Neither Murphy, nor his replacement, Scottie Justice, who reported for duty Tuesday morning, would discuss the circumstances of Murphy's departure from the administrative post.
"I'm proud of the accomplishments of Manzanita Manor," Murphy said. "It's a great facility."
Justice said she didn't know the details of his departure.
However, Manzanita's Director of Nursing, Robin Spidle, was supervising the facility when the decision was announced by HFMC operations director William Mitchell.
"Murphy was gone for two weeks on (Army National Guard) reserve duty. As director of nursing, I was responsible for supervising the facility. Monday, Mitchell told me the company was making the change. He said there were a number of reasons, but gave no details."
Mitchell could not be reached for a comment at press time.
While Murphy said he could not talk about the specifics behind his departure from Manzanita Manor this week, he said, "There are several things I've been working on for the last several months."
He did admit it was not an unexpected turn of events, but wouldn't elaborate on his future plans.
Justice visited Manzanita Manor about six weeks ago, as well as the company's facility in Yuma, but it was not with the intent of checking out the facility. She said she was approached two weeks ago by her superiors about taking over Manzanita Manor. Before she came here, Justice was supervising one of the company's facilities in Texas.

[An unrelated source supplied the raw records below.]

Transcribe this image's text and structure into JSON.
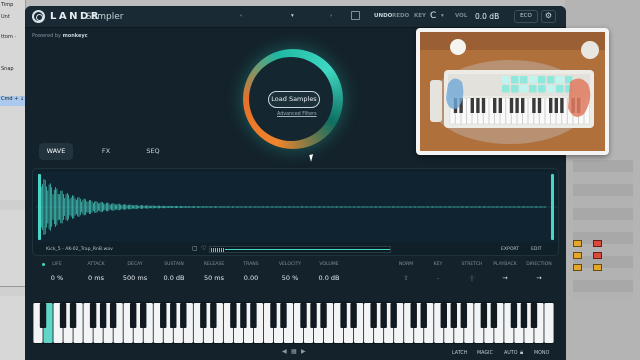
{
  "daw_sidebar": {
    "rows": [
      "Timp",
      "Unt",
      "ttom ·",
      "",
      "Snap",
      "",
      "Cmd + ↓",
      "",
      "",
      "",
      "",
      "",
      ""
    ]
  },
  "app": {
    "brand": "LANDR",
    "product": "Sampler",
    "powered_by_prefix": "Powered by",
    "powered_by_name": "monkeyc",
    "toolbar": {
      "undo": "UNDO",
      "redo": "REDO",
      "key_label": "KEY",
      "key_value": "C",
      "vol_label": "VOL",
      "vol_value": "0.0 dB",
      "eco": "ECO"
    }
  },
  "loader": {
    "button": "Load Samples",
    "link": "Advanced Filters"
  },
  "tabs": [
    {
      "label": "WAVE",
      "active": true
    },
    {
      "label": "FX",
      "active": false
    },
    {
      "label": "SEQ",
      "active": false
    }
  ],
  "wave": {
    "filename": "Kick_5 - AK-02_Trap_RnB.wav",
    "export": "EXPORT",
    "edit": "EDIT",
    "accent_color": "#48d6c6"
  },
  "controls": [
    {
      "label": "LIFE",
      "value": "0 %",
      "on": true
    },
    {
      "label": "ATTACK",
      "value": "0 ms"
    },
    {
      "label": "DECAY",
      "value": "500 ms"
    },
    {
      "label": "SUSTAIN",
      "value": "0.0 dB"
    },
    {
      "label": "RELEASE",
      "value": "50 ms"
    },
    {
      "label": "TRANS",
      "value": "0.00"
    },
    {
      "label": "VELOCITY",
      "value": "50 %"
    },
    {
      "label": "VOLUME",
      "value": "0.0 dB"
    },
    {
      "label": "NORM",
      "value": "⇧",
      "dim": true
    },
    {
      "label": "KEY",
      "value": "-",
      "dim": true
    },
    {
      "label": "STRETCH",
      "value": "·|·",
      "dim": true
    },
    {
      "label": "PLAYBACK",
      "value": "→"
    },
    {
      "label": "DIRECTION",
      "value": "→"
    }
  ],
  "bottom": {
    "latch": "LATCH",
    "magic": "MAGIC",
    "auto": "AUTO",
    "auto_icon": "lock-icon",
    "mono": "MONO"
  },
  "colors": {
    "window_bg": "#14222b",
    "accent_teal": "#3fd9c3",
    "accent_orange": "#f0852b"
  }
}
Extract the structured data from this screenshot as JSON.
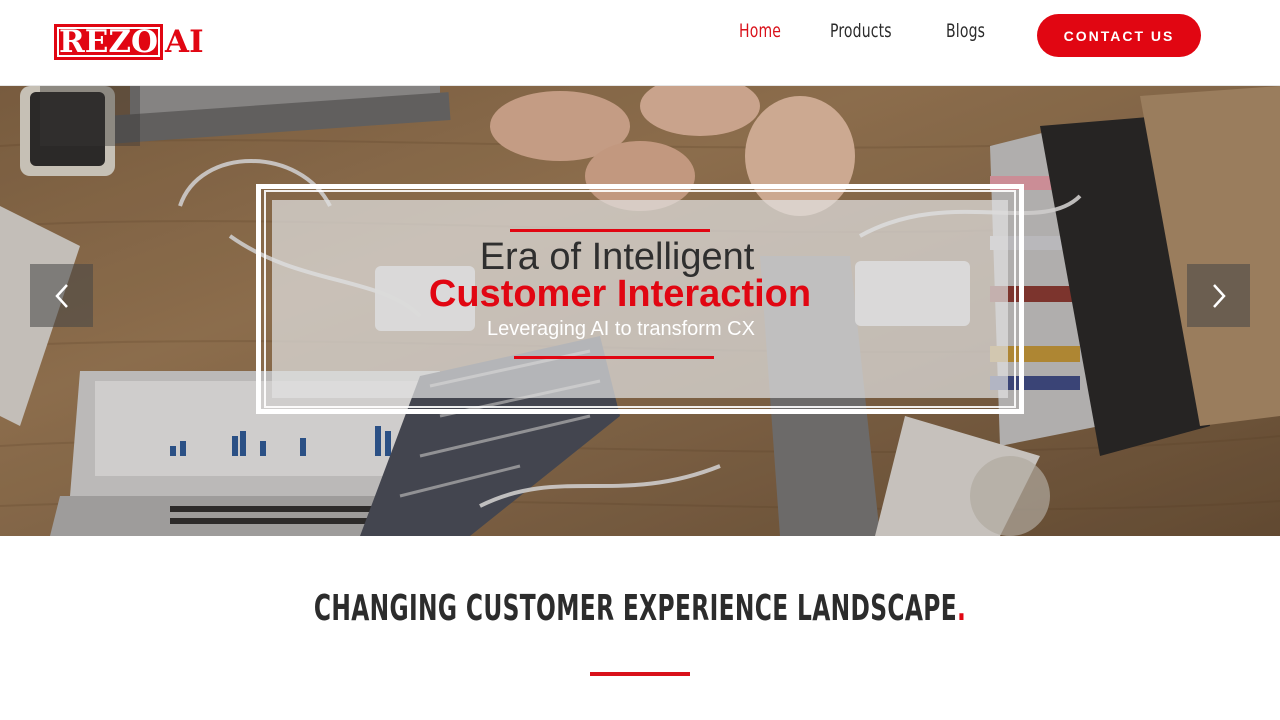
{
  "header": {
    "logo": {
      "part_a": "REZO",
      "part_b": "AI",
      "brand_color": "#e10612"
    },
    "nav": [
      {
        "label": "Home",
        "active": true
      },
      {
        "label": "Products",
        "active": false
      },
      {
        "label": "Blogs",
        "active": false
      }
    ],
    "contact_label": "CONTACT US"
  },
  "hero": {
    "line1": "Era of Intelligent",
    "line2": "Customer Interaction",
    "line3": "Leveraging AI to transform CX",
    "prev_icon": "chevron-left-icon",
    "next_icon": "chevron-right-icon",
    "accent_color": "#e10612"
  },
  "section": {
    "title": "CHANGING CUSTOMER EXPERIENCE LANDSCAPE",
    "title_dot": "."
  }
}
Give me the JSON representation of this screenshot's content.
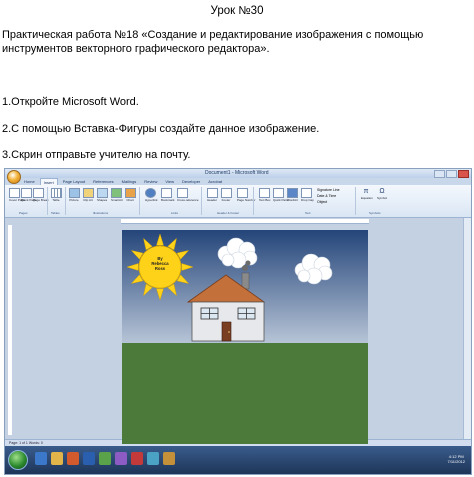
{
  "lesson_title": "Урок №30",
  "assignment": "Практическая работа №18 «Создание и редактирование изображения с помощью инструментов векторного графического редактора».",
  "steps": [
    "1.Откройте Microsoft Word.",
    "2.С помощью Вставка-Фигуры создайте данное изображение.",
    "3.Скрин отправьте учителю на почту."
  ],
  "word": {
    "window_title": "Document1 - Microsoft Word",
    "tabs": [
      "Home",
      "Insert",
      "Page Layout",
      "References",
      "Mailings",
      "Review",
      "View",
      "Developer",
      "Acrobat"
    ],
    "active_tab": "Insert",
    "ribbon_buttons": [
      "Cover Page",
      "Blank Page",
      "Page Break",
      "Table",
      "Picture",
      "Clip Art",
      "Shapes",
      "SmartArt",
      "Chart",
      "Hyperlink",
      "Bookmark",
      "Cross-reference",
      "Header",
      "Footer",
      "Page Number",
      "Text Box",
      "Quick Parts",
      "WordArt",
      "Drop Cap",
      "Equation",
      "Symbol"
    ],
    "ribbon_groups": [
      "Pages",
      "Tables",
      "Illustrations",
      "Links",
      "Header & Footer",
      "Text",
      "Symbols"
    ],
    "text_side_items": [
      "Signature Line",
      "Date & Time",
      "Object"
    ],
    "status_text": "Page: 1 of 1   Words: 0",
    "clock_time": "4:12 PM",
    "clock_date": "7/11/2012"
  },
  "drawing": {
    "sun_label": "By Rebecca Ross",
    "colors": {
      "sky_top": "#24457a",
      "sky_bottom": "#b7c4d6",
      "grass": "#4b7a3a",
      "sun": "#ffd21a",
      "roof": "#c4703a",
      "wall": "#e6e8ec",
      "door": "#7a3e22"
    }
  }
}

HFMC manages long-term care facilities all over the country and Justice has been with the company since 1985.
Justice said she is excited about coming to Manzanita Manor.
The changes expected at Manzanita Manor include remodeling work and continuing efforts started by Murphy to establish a behavioral unit -- a means to provide services to geriatric residents with mental health issues, Justice said.
"It's not a ‘wandering dementia' unit, which Payson Care already has and meets that need," she said. "This will meet the needs of a different clientele."
Manzanita Manor has just opened a rehabilitation unit to serve both resident and outpatients, she said.
Justice said she wants the community to be more a part of life at Manzanita Manor. There will be an open house when the behavioral unit opens and other opportunities.
"The more we can get people to visit, the more they'll see the important function it fills," she said. "And they can see it is not a bad place to be."
Spidle said there is some consideration of starting a volunteer corps to contribute to the quality of life of the residents. Some churches and youth groups already visit the residents during the summer when Manzanita Manor holds its "Helping Hands" program. This program brings young people into the facility to lessen the loads of nursing aides.
To find out more about visiting or serving Manzanita Manor, contact its recreation director, Bonnie Anderson, at (928) 474-1120.